A cracked tooth is usually caused by trauma -- from biting down on something hard to receiving a blow to the face. Tooth decay can also weaken a tooth, eventually causing it to crack. Sometimes a cracked tooth may cause a toothache or jaw pain; other times it may lead to tooth sensitivity.
HOW IS CRACKED TEETH DIAGNOSED?

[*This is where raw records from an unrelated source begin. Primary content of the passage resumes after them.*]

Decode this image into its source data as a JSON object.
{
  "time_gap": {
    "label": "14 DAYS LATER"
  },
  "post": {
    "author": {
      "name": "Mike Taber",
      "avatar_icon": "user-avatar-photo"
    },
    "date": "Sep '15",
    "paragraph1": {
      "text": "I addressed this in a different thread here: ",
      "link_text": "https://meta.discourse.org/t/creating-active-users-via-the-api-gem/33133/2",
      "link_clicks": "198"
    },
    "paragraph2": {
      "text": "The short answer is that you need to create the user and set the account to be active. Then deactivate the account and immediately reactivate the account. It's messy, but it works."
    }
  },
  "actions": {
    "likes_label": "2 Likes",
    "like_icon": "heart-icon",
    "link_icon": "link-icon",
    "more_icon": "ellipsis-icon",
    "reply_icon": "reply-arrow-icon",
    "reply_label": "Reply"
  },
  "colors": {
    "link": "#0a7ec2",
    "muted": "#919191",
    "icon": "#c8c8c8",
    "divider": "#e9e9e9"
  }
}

Diagnosing CTS has been a challenge to dental practitioners and is a source of frustration for both the dentist and the patient. Identification can be difficult because the discomfort or pain can mimic that arising from other pathologies, such as sinusitis, temporomandibular joint disorders, headaches, ear pain, or atypical orofacial pain. Thus, diagnosis can be time-consuming and represents a clinical challenge. Early diagnosis is paramount as restorative intervention can limit propagation of the fracture, subsequent microleakage, and involvement of the pulpal or periodontal tissues, or catastrophic failure of the cusp. The ease of diagnosis varies according to the position and extent of the fracture. Mandibular second molars, followed by mandibular first molars and maxillary premolars are the most commonly affected teeth. The tooth often has an extensive intracoronal restoration. The pain may sometimes occur following dental treatments, such as cementation of an inlay, which may be erroneously diagnosed as interferences or high spots on the new restoration. Recurrent debonding of cemented intracoronal restorations such as inlays may indicate the presence of underlying cracks.
HOW IS CRACKED TEETH TREATED?
Because of the high risk of pulp infection after the exposure of the pulp to the oral environment, a root canal procedure may need to be performed during the first visit. Alternatively, the dentist may elect to only apply a sedative dressing on the cracked tooth to help calm the tooth pain